Is the CEO being ethical

The predicament that the senior manager is in is certainly a difficult one. On one hand, he should be devoted to his company and the wishes of his CEO. At face value, this seems like a, lack of a better word, “sketchy” situation, for all parties, as the CEO is clearly holding off on revealing this vital information about his business until his shareholders are made aware of everything, and more importantly, so they will not affect top management’s bonus checks. The CEO appears to be, if anything, disingenuous in his mission statement, as while he can say all he wants that supports the ethical treatment of foreign workers, the reality is he has not done a sufficient job in bringing individuals on board (his operating management) who reflect these points-of-view. Essentially, this CEO is a phony, because he can talk-the-talk, but can’t walk-the-walk, or properly execute his desires for fair and equal treatment of all individuals in his company, despite their race, creed, or national origin. The CEOs apprehensiveness in bringing this information forward right away, shows that his priorities lie substantially more in pleasing his shareholders and bringing in a hefty bonus check, rather than looking out for the well-being of his employees by addressing this issue headstrong. The CEO’s actions are therefore unethical.

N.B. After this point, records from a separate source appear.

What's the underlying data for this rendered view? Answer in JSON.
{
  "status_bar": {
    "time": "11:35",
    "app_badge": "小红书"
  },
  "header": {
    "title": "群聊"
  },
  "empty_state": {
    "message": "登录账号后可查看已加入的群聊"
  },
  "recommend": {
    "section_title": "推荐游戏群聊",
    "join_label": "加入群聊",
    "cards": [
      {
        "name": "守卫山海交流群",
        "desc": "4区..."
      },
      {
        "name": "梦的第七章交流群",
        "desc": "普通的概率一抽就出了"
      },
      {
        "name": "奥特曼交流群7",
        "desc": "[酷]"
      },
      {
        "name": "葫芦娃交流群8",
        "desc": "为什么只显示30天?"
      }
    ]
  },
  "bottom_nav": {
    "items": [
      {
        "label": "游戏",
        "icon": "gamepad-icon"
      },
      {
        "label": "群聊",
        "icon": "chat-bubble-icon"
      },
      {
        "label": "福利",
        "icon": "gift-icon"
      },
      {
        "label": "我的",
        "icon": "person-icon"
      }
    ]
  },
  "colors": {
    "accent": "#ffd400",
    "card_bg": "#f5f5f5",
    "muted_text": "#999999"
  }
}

Unfortunately, I believe that in most real-world circumstances, the senior management would not rebel against his superiors, and that most individuals at the top of the food chain are sadly, only looking out for themselves and the well-being of their kin, albeit it is their own desires and benefits. In my opinion, I think most managers would be primarily just concerned with keeping their bosses happy and their heads down. When it comes to their own paychecks, nobody wants to be the rebel, especially if the issues at hand (employees at the bottom of the totem pole being mistreated) have little to do with the work they do on a day-to-day basis. For them,…